— A BMW oil consumption lawsuit is over after the plaintiff argued his 2012 BMW 550i always required extra oil to prevent the engine from burning up.
California plaintiff Robert Smothers says he purchased a new 2012 BMW 550i in December 2011 that came with a 4-year/50,000 mile new vehicle warranty.
Smothers says he suspected a problem with oil consumption in May 2012, so he took the 550i to a BMW dealer.
The plaintiff says he told technicians he had topped off the oil when he saw a low oil warning light. However, he was concerned that maybe he didn't use the recommended oil and agreed to replace all the oil in the 550i.
Smothers claims the vehicle continued to have problems with oil consumption between 2012 and 2014. The plaintiff provided repair orders dated January 24, 2013, December 6, 2013, and July 2, 2014, all in an effort to fix the oil consumption problems.
On the repair order for July 2, 2014, Smothers wrote “low on oil,” because “BMW said that the car was low on oil and needed a quart."
Mr. Smothers says he had to add oil himself or ask a repair shop to do it, then he brought the vehicle to a shop in May 2017 after the warranty expired.
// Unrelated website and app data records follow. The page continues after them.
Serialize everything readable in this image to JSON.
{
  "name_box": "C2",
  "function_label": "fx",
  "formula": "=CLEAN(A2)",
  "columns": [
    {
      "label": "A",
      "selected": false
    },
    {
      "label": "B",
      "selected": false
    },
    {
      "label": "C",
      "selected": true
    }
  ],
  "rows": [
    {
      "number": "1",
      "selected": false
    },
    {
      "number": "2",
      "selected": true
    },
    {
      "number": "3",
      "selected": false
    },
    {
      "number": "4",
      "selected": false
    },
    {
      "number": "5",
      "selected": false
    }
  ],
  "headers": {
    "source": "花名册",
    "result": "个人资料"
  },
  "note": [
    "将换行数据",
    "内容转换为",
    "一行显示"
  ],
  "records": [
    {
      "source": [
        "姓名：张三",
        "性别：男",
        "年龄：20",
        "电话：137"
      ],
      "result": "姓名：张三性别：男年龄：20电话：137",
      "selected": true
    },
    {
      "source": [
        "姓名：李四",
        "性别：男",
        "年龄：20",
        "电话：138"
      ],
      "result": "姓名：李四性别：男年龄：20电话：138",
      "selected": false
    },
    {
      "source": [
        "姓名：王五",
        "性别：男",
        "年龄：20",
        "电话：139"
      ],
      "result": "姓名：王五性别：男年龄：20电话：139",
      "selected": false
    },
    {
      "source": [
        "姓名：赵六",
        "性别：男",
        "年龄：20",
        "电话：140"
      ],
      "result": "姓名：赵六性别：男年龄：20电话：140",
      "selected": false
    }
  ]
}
He requested that technicians check for oil leaks, and allegedly the plaintiff paid about $9,000 in repair work over the next year.
Plaintiff Smothers says he contacted BMW in March 2018 and requested the automaker buy back the vehicle, a request BMW denied. The plaintiff then filed the lawsuit arguing his vehicle was defective from the beginning because of oil consumption problems.
BMW filed a motion to dismiss the lawsuit by arguing the judge should grant summary judgment, a legal term that means the judge should immediately rule in favor of BMW without a full trial.
Smothers alleges BMW is liable for breach of warranty and fraud because the automaker concealed and didn't repair the oil consumption problems, but the judge pointed out Smothers first discovered abnormal oil consumption in 2012.
This was followed by multiple dealership visits in 2012 and 2013, but the plaintiff didn't file the lawsuit until 2018.
"Accordingly, for the reasons discussed above, his claims are all barred by the applicable statutes of limitations. BMW’s motion for summary judgment is therefore GRANTED, and Smothers’ motion for sanctions is DENIED." - Judge Cathy Ann Bencivengo
The BMW oil consumption lawsuit was filed in the U.S. District Court for the Southern District of California - Smothers v. BMW of North America, LLC.
BMW oil consumption problems have caused other lawsuit, with a few of those involving class actions that included several models.
CarComplaints.com has owner-reported complaints about numerous BMW vehicles.